Erasmus MC and Politecnico di Milano, together with Spatium Medical and IDE Group, have established a public-private partnership to develop a turbine-based insufflator that improves surgical performance and outcomes by improving ventilation, personalizing insufflation pressure, and efficiently removing smoke created by electrosurgery.
Minimal access surgery is a growing field, with more than 10 million procedures performed globally each year. However, current insufflation devices can cause postoperative pain, difficult management of mechanical ventilation during anaesthesia, and prolonged hospital stays. The development of a turbine-based insufflator addresses these challenges and has the potential to reduce overall healthcare costs.

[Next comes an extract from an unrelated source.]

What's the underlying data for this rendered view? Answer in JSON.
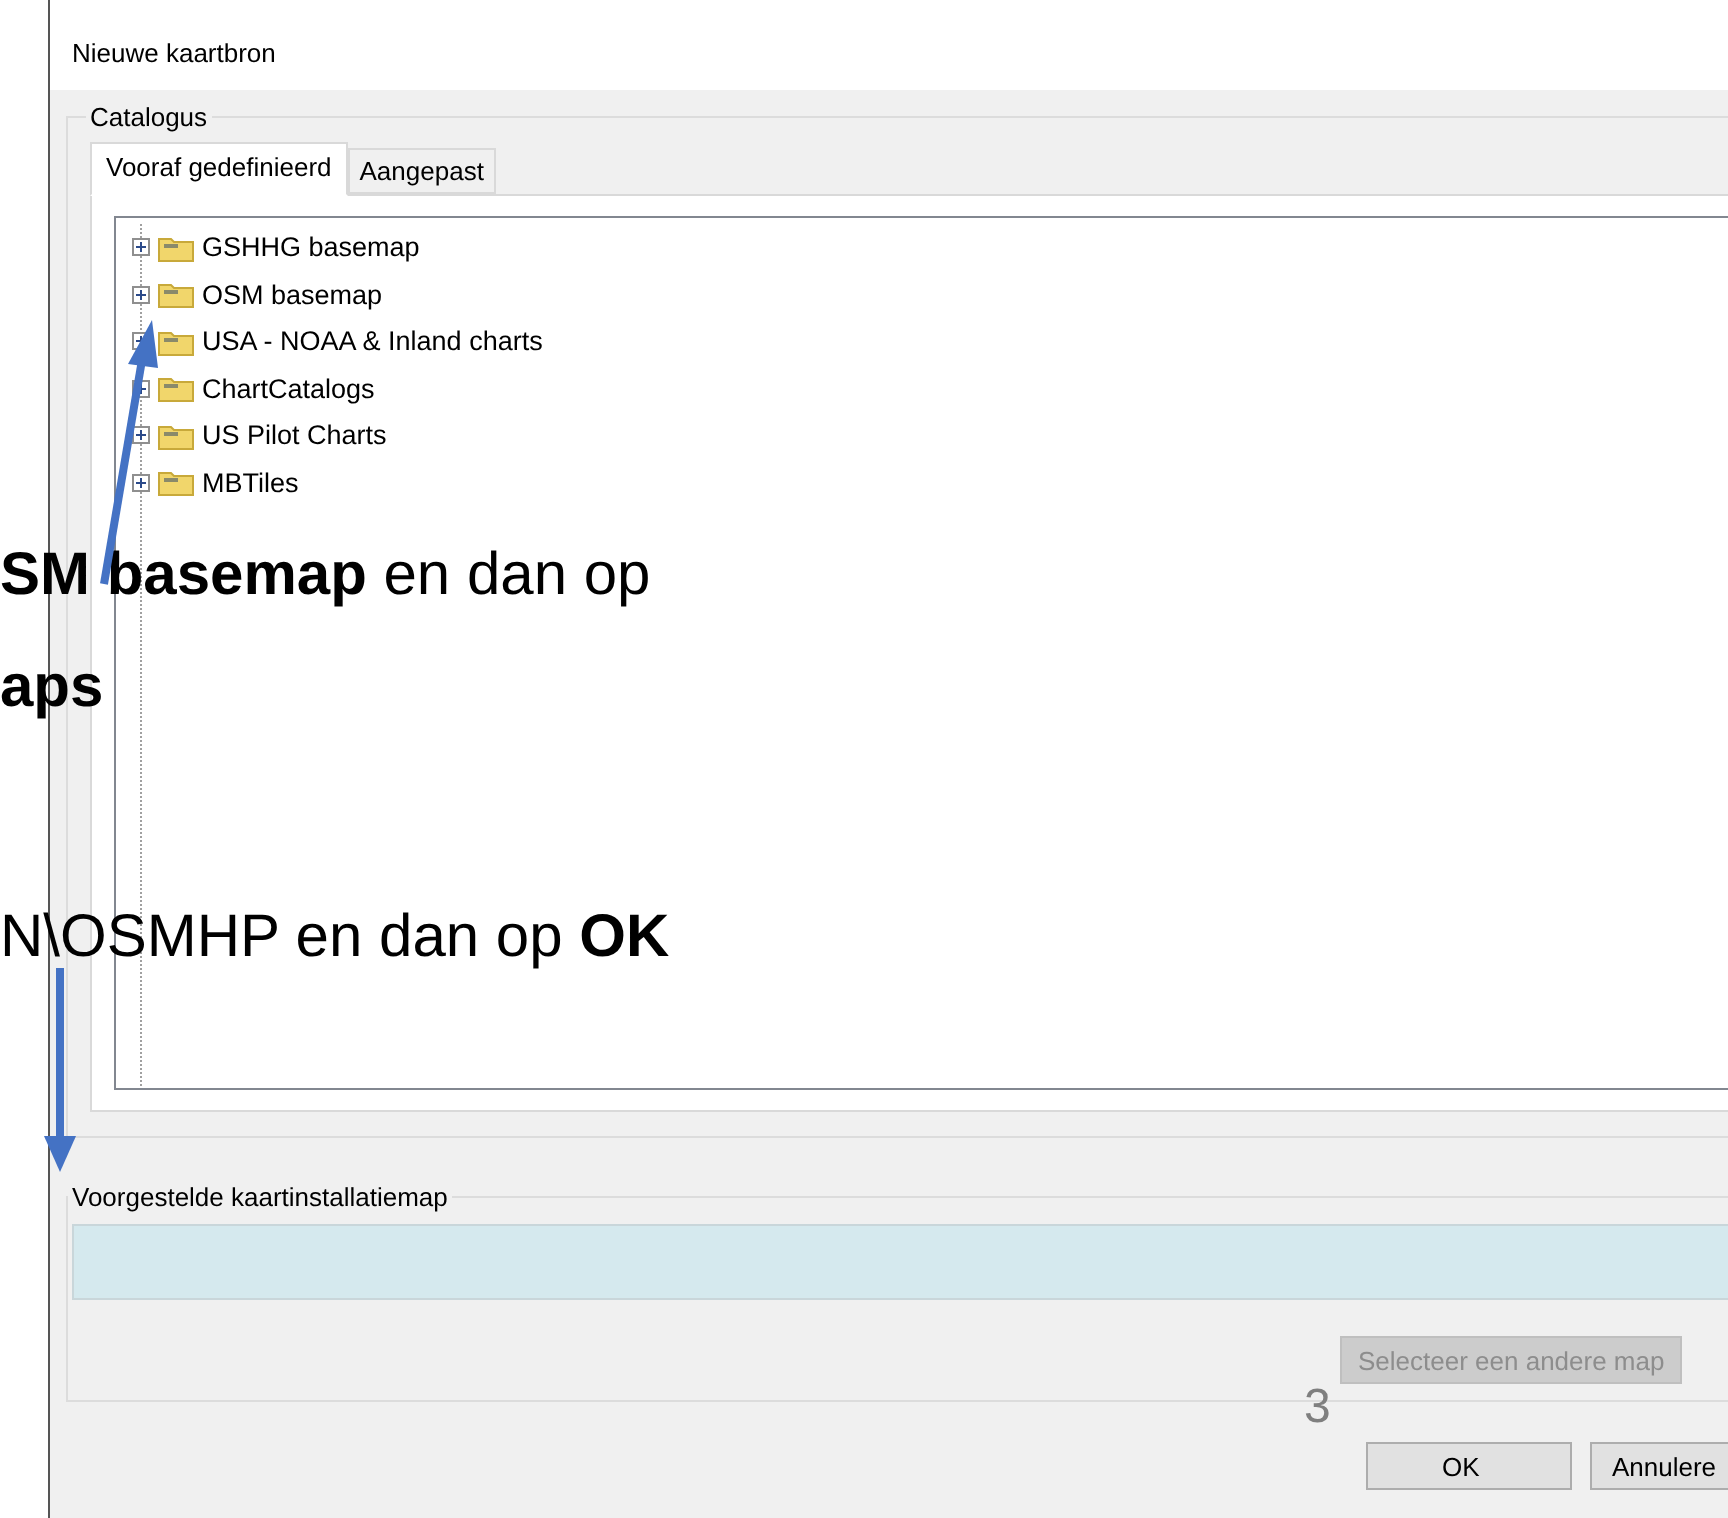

The project aims to develop the turbine-based insufflator by further investigating and developing the features that benefit patients and surgical outcomes the most. This will be done through animal studies and in-vitro models, leading to the development of a clinical prototype to test safety and efficacy in the first trial in humans. Additionally, an advanced biomechanical in-vitro model will be developed to design, build, and test the system for removing fumes. This model could reduce the need for preclinical studies.
The deliverables of the project include a clinical prototype of the turbine-based insufflator and an advanced biomechanical in-vitro model. If the project is finished, the expected result is a dataset that can help design a turbine-based insufflator that improves surgical performance and outcomes, reduces postoperative pain, shortens hospital stays, and reduces overall healthcare costs.